Two parts that I have often found accompanying the Lord’s leading are desire and ability. Ben, and consequently the other three of us, all experienced through varying ways both of these things coming together. I had been to London once, though never to see it through the lenses of the Gospel. It looked like the time was right to do so.

We purposely planned our trip so that we would be in London almost two days before we were to start working with the neighborhood churches here. This gave us the chance to worship at two places of note on Sunday, morning and evening: All Souls, formerly pastored by the late John Stott, and St. Paul’s cathedral, a significant congregation within the Anglican Church. It was good to get two very different pictures of what the Church looks like here. Both of them also made me thankful for The Kirk. (Now if only we could lay claim to an 11th century building…) It was helpful to see how the Church here is currently engaging the city around it.

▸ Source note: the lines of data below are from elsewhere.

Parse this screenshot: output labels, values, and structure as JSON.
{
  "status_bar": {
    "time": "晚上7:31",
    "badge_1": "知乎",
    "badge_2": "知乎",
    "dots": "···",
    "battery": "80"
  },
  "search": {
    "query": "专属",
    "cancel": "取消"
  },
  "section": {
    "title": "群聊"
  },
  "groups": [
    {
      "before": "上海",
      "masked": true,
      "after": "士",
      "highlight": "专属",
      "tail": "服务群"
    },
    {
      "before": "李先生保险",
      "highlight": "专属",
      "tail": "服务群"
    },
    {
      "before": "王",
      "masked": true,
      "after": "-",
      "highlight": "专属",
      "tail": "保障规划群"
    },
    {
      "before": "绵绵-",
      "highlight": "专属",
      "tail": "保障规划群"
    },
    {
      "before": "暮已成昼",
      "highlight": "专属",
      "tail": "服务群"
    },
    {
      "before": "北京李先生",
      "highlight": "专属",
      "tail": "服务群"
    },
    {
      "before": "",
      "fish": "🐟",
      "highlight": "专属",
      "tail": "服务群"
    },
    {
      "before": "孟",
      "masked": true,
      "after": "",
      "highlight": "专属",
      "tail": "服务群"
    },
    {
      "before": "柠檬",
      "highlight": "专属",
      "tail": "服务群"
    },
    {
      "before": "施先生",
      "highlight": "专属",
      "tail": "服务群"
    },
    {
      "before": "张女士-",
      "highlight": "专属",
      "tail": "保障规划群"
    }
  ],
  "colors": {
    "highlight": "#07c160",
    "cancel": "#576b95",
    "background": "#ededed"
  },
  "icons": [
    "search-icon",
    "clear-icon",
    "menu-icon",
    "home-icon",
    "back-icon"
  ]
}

Today we had just enough time to see one other place of note before we moved outside the city center into the outer multi-ethnic neighborhoods. We went to Westminster Abbey. Many know it simply as the place of the recent royal wedding. There’s much more though. Many kings and queens are buried there (in the church, that is; you walk over the giant markers going down the aisles. It’s a strange feeling), as are poets (Lord Byron), scientists (Isaac Newton), and unknown soldiers. But for our purposes today, we wanted to see an earlier chapter of the Lord’s working through this country so we asked to see the Jerusalem Chamber. The Jerusalem Chamber was where the documents we in the PCA most revere were begun. The Westminster Confession of Faith, shorter and longer catechisms, and multiple versions of the Bible (King James included) were all written here. It is now a forgotten room in the eyes of the world, and off limits to visitors, but thankfully we found a priest who was willing to show us. So much that we are thankful for happened there. It was an honor to get to see it.

Next we arrived outside of the city to engage in multi-ethnic ministry the rest of the week. What that will look like I’m not exactly sure but I know it will be focused on new groups of people that call this place home. Im sure the next 1000 years here will look very different than the last. It will for America too. The four of us are hoping to learn how to better build bridges with people who don’t look or talk like us and to see how the Lord might use us individually and as a church to move into the new world economy, whether that is in London or Ladue.

I’ll be eager to report more later. Tonight we are all exhausted.

We’re Here

After a seven hour flight and an hour of barely making consecutive last-trains-of-the-night, we made it to our hotel. Today is for exploring. Cheers.